▶ DATA PROVIDED:
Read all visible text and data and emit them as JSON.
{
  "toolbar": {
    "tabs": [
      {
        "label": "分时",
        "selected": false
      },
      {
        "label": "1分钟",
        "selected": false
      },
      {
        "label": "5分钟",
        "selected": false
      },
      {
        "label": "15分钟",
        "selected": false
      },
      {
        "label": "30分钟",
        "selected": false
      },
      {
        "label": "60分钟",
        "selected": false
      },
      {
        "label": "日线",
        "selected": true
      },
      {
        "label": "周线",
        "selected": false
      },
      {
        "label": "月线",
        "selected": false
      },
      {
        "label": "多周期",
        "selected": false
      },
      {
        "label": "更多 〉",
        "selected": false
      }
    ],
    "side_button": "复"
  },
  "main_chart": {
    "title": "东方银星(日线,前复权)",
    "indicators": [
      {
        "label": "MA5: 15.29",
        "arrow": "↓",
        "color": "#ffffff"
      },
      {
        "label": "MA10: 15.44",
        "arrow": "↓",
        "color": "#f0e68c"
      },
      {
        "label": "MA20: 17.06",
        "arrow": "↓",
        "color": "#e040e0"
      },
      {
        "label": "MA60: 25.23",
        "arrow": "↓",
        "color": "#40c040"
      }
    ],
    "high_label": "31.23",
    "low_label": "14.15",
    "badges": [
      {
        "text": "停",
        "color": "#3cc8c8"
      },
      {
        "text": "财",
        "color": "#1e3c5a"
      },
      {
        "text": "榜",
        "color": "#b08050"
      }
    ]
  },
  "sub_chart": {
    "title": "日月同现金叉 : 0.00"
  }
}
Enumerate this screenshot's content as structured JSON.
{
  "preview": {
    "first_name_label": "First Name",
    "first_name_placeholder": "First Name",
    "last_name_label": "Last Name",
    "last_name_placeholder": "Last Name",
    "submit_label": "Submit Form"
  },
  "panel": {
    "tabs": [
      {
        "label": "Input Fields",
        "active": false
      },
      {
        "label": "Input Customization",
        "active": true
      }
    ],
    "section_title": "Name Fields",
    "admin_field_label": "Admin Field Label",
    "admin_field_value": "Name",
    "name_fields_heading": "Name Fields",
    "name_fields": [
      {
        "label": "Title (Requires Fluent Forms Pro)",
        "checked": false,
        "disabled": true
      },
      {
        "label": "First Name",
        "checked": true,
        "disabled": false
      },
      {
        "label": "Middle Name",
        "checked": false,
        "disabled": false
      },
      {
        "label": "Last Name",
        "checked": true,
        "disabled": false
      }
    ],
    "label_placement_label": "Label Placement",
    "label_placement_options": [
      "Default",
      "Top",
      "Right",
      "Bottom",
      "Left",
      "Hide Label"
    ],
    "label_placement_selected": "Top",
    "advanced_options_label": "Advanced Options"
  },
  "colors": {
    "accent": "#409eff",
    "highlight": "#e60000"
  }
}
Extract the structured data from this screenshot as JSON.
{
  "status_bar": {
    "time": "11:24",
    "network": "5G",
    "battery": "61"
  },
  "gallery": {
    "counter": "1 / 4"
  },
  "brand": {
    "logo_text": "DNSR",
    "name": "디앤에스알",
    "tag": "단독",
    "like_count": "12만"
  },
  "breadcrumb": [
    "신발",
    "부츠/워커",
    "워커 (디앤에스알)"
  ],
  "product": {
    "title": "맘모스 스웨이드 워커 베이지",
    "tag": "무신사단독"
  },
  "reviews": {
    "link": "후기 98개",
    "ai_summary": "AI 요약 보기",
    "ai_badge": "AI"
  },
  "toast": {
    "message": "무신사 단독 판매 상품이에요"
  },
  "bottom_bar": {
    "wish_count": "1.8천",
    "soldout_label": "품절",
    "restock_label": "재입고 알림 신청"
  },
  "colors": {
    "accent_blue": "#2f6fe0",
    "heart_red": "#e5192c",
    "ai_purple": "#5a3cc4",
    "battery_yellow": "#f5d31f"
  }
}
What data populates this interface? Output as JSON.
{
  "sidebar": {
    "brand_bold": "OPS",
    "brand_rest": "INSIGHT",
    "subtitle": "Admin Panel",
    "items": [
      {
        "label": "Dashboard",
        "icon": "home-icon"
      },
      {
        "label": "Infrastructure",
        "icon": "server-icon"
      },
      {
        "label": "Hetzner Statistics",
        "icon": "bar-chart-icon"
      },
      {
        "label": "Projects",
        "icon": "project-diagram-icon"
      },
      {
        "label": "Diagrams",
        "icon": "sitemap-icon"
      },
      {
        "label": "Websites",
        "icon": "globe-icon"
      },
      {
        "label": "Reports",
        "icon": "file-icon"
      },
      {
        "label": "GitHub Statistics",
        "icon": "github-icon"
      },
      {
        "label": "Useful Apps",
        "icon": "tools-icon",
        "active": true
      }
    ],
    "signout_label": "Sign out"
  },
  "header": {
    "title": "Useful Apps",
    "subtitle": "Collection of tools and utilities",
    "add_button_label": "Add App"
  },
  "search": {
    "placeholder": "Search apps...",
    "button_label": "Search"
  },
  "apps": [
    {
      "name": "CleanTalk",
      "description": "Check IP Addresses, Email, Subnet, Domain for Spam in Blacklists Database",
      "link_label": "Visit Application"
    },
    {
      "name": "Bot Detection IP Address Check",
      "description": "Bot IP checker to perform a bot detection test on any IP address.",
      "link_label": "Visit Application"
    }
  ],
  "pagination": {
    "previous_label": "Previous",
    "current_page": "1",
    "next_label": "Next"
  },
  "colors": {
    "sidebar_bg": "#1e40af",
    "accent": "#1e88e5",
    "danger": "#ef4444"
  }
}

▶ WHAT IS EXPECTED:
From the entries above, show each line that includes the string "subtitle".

▶ SOLUTION:
    "subtitle": "Admin Panel",
    "subtitle": "Collection of tools and utilities",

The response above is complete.